## What is required
Exact repetition is required: reproduce every line of the data.
** Opening Information block **
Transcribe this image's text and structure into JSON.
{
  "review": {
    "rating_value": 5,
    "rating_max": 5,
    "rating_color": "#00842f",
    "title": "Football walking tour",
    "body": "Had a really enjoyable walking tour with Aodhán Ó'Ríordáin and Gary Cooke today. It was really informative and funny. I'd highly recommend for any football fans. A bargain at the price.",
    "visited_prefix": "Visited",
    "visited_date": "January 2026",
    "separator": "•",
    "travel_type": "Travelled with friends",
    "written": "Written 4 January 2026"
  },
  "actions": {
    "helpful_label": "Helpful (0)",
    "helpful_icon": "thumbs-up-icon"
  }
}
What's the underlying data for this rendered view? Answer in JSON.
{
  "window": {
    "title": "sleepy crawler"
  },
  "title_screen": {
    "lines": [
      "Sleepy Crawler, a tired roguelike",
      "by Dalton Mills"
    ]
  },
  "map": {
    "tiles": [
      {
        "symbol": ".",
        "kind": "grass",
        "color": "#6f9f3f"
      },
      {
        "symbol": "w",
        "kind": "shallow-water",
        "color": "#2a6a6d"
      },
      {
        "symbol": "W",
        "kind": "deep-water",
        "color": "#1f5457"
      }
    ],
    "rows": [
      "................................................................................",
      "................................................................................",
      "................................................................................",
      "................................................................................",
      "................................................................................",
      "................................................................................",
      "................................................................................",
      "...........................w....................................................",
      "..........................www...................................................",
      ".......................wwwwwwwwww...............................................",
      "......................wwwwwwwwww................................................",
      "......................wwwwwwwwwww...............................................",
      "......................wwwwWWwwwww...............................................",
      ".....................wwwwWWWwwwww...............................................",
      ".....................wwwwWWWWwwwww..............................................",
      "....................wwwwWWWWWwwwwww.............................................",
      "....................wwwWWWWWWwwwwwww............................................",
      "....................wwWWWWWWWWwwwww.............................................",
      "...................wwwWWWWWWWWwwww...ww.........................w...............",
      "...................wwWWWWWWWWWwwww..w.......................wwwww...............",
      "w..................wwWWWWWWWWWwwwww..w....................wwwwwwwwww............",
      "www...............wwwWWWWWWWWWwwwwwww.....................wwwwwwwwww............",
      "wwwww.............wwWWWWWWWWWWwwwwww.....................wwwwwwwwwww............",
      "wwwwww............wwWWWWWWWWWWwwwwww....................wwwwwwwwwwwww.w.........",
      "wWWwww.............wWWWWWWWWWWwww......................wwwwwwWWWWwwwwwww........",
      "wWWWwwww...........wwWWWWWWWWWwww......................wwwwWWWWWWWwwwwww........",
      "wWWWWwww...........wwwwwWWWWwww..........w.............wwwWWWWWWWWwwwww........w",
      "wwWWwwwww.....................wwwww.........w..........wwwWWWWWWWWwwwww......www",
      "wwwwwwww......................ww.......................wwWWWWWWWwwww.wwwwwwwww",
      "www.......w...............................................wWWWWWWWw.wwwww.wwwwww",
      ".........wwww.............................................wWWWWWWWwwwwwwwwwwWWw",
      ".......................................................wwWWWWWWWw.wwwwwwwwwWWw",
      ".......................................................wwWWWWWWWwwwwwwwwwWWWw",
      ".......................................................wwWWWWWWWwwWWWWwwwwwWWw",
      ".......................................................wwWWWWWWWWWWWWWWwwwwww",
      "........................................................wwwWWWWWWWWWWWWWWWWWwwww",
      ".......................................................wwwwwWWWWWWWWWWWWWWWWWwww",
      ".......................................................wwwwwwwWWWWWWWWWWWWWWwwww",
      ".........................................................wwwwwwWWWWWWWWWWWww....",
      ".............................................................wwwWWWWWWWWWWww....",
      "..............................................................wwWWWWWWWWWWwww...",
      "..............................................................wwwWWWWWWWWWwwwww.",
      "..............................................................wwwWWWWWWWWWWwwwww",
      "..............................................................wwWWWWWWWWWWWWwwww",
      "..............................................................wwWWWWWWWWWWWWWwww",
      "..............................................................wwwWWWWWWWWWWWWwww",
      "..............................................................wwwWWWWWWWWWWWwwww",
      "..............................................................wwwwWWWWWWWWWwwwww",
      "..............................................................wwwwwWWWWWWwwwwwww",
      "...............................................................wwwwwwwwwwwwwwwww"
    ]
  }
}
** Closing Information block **
## Exercise response
Transcribe this image's text and structure into JSON.
{
  "review": {
    "rating_value": 5,
    "rating_max": 5,
    "rating_color": "#00842f",
    "title": "Football walking tour",
    "body": "Had a really enjoyable walking tour with Aodhán Ó'Ríordáin and Gary Cooke today. It was really informative and funny. I'd highly recommend for any football fans. A bargain at the price.",
    "visited_prefix": "Visited",
    "visited_date": "January 2026",
    "separator": "•",
    "travel_type": "Travelled with friends",
    "written": "Written 4 January 2026"
  },
  "actions": {
    "helpful_label": "Helpful (0)",
    "helpful_icon": "thumbs-up-icon"
  }
}
What's the underlying data for this rendered view? Answer in JSON.
{
  "window": {
    "title": "sleepy crawler"
  },
  "title_screen": {
    "lines": [
      "Sleepy Crawler, a tired roguelike",
      "by Dalton Mills"
    ]
  },
  "map": {
    "tiles": [
      {
        "symbol": ".",
        "kind": "grass",
        "color": "#6f9f3f"
      },
      {
        "symbol": "w",
        "kind": "shallow-water",
        "color": "#2a6a6d"
      },
      {
        "symbol": "W",
        "kind": "deep-water",
        "color": "#1f5457"
      }
    ],
    "rows": [
      "................................................................................",
      "................................................................................",
      "................................................................................",
      "................................................................................",
      "................................................................................",
      "................................................................................",
      "................................................................................",
      "...........................w....................................................",
      "..........................www...................................................",
      ".......................wwwwwwwwww...............................................",
      "......................wwwwwwwwww................................................",
      "......................wwwwwwwwwww...............................................",
      "......................wwwwWWwwwww...............................................",
      ".....................wwwwWWWwwwww...............................................",
      ".....................wwwwWWWWwwwww..............................................",
      "....................wwwwWWWWWwwwwww.............................................",
      "....................wwwWWWWWWwwwwwww............................................",
      "....................wwWWWWWWWWwwwww.............................................",
      "...................wwwWWWWWWWWwwww...ww.........................w...............",
      "...................wwWWWWWWWWWwwww..w.......................wwwww...............",
      "w..................wwWWWWWWWWWwwwww..w....................wwwwwwwwww............",
      "www...............wwwWWWWWWWWWwwwwwww.....................wwwwwwwwww............",
      "wwwww.............wwWWWWWWWWWWwwwwww.....................wwwwwwwwwww............",
      "wwwwww............wwWWWWWWWWWWwwwwww....................wwwwwwwwwwwww.w.........",
      "wWWwww.............wWWWWWWWWWWwww......................wwwwwwWWWWwwwwwww........",
      "wWWWwwww...........wwWWWWWWWWWwww......................wwwwWWWWWWWwwwwww........",
      "wWWWWwww...........wwwwwWWWWwww..........w.............wwwWWWWWWWWwwwww........w",
      "wwWWwwwww.....................wwwww.........w..........wwwWWWWWWWWwwwww......www",
      "wwwwwwww......................ww.......................wwWWWWWWWwwww.wwwwwwwww",
      "www.......w...............................................wWWWWWWWw.wwwww.wwwwww",
      ".........wwww.............................................wWWWWWWWwwwwwwwwwwWWw",
      ".......................................................wwWWWWWWWw.wwwwwwwwwWWw",
      ".......................................................wwWWWWWWWwwwwwwwwwWWWw",
      ".......................................................wwWWWWWWWwwWWWWwwwwwWWw",
      ".......................................................wwWWWWWWWWWWWWWWwwwwww",
      "........................................................wwwWWWWWWWWWWWWWWWWWwwww",
      ".......................................................wwwwwWWWWWWWWWWWWWWWWWwww",
      ".......................................................wwwwwwwWWWWWWWWWWWWWWwwww",
      ".........................................................wwwwwwWWWWWWWWWWWww....",
      ".............................................................wwwWWWWWWWWWWww....",
      "..............................................................wwWWWWWWWWWWwww...",
      "..............................................................wwwWWWWWWWWWwwwww.",
      "..............................................................wwwWWWWWWWWWWwwwww",
      "..............................................................wwWWWWWWWWWWWWwwww",
      "..............................................................wwWWWWWWWWWWWWWwww",
      "..............................................................wwwWWWWWWWWWWWWwww",
      "..............................................................wwwWWWWWWWWWWWwwww",
      "..............................................................wwwwWWWWWWWWWwwwww",
      "..............................................................wwwwwWWWWWWwwwwwww",
      "...............................................................wwwwwwwwwwwwwwwww"
    ]
  }
}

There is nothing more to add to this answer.